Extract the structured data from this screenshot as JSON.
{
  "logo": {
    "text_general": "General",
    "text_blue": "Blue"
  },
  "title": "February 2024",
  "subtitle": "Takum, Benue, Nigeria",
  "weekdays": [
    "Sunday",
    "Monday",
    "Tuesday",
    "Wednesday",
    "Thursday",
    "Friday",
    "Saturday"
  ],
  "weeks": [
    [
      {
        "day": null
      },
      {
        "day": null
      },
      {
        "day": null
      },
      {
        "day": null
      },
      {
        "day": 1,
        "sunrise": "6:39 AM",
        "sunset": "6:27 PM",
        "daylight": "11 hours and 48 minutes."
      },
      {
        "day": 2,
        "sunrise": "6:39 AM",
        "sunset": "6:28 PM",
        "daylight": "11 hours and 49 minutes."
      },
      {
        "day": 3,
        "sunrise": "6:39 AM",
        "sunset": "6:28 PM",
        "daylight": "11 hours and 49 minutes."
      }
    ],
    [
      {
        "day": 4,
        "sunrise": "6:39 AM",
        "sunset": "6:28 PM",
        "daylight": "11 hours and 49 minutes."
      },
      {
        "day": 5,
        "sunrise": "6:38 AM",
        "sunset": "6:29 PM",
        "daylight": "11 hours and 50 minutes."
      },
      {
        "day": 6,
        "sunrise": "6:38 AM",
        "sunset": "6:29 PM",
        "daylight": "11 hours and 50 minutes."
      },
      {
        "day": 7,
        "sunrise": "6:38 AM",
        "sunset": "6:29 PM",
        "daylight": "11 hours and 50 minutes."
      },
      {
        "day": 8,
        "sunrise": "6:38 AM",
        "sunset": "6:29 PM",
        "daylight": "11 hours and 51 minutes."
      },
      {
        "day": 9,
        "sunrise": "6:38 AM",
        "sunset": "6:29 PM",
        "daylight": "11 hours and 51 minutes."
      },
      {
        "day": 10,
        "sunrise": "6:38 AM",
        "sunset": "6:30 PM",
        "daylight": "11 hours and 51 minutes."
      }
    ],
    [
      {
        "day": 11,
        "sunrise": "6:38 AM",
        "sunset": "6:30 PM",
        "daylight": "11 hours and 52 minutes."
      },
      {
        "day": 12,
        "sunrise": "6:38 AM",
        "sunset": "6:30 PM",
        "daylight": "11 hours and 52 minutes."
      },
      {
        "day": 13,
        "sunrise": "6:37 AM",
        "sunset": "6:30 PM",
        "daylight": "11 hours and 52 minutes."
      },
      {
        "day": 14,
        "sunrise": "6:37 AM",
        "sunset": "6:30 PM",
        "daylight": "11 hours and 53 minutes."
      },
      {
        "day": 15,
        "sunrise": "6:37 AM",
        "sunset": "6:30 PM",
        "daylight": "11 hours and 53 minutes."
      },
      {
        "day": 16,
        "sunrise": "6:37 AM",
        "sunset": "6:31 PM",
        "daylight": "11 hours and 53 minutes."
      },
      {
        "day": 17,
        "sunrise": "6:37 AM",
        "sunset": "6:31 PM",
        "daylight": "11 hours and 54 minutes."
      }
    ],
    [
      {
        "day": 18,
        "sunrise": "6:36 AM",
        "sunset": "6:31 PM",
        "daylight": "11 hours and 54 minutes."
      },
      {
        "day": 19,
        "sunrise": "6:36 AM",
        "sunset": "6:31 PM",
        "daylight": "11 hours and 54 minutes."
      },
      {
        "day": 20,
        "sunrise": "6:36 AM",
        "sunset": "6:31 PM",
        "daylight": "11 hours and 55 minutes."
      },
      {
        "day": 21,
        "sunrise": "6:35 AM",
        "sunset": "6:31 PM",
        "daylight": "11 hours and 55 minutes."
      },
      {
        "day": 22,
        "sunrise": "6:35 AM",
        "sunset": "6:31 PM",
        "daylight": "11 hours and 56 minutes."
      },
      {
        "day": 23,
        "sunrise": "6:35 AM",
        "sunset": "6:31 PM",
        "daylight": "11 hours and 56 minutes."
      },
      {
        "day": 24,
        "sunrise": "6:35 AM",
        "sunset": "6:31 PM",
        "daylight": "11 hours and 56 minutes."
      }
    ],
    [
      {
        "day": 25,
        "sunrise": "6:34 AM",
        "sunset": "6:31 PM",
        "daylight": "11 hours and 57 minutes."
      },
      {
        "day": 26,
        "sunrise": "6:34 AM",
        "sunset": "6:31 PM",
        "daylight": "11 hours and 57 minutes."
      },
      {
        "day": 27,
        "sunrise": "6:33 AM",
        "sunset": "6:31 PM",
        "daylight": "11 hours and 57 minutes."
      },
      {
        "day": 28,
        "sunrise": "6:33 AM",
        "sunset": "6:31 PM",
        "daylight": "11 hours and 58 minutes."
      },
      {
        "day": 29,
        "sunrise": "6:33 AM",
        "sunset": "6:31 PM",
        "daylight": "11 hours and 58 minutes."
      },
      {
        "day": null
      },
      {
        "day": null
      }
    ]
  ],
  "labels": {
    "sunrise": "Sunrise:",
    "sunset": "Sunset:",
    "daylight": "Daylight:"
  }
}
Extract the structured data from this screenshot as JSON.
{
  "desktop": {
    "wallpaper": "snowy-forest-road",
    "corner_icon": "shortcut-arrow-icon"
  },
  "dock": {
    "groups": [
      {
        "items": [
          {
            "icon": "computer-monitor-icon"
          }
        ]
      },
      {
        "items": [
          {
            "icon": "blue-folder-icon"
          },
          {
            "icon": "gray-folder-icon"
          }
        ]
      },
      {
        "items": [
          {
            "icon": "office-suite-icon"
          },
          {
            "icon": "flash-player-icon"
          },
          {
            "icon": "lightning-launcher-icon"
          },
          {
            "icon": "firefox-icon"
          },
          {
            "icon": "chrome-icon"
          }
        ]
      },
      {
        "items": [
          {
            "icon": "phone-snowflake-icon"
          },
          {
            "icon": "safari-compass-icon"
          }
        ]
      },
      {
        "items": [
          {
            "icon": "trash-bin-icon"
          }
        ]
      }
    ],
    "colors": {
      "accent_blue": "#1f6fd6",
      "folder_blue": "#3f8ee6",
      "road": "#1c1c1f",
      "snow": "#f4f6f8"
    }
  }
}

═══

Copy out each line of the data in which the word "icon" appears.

(RESULT OF THIS TASK)
    "corner_icon": "shortcut-arrow-icon"
            "icon": "computer-monitor-icon"
            "icon": "blue-folder-icon"
            "icon": "gray-folder-icon"
            "icon": "office-suite-icon"
            "icon": "flash-player-icon"
            "icon": "lightning-launcher-icon"
            "icon": "firefox-icon"
            "icon": "chrome-icon"
            "icon": "phone-snowflake-icon"
            "icon": "safari-compass-icon"
            "icon": "trash-bin-icon"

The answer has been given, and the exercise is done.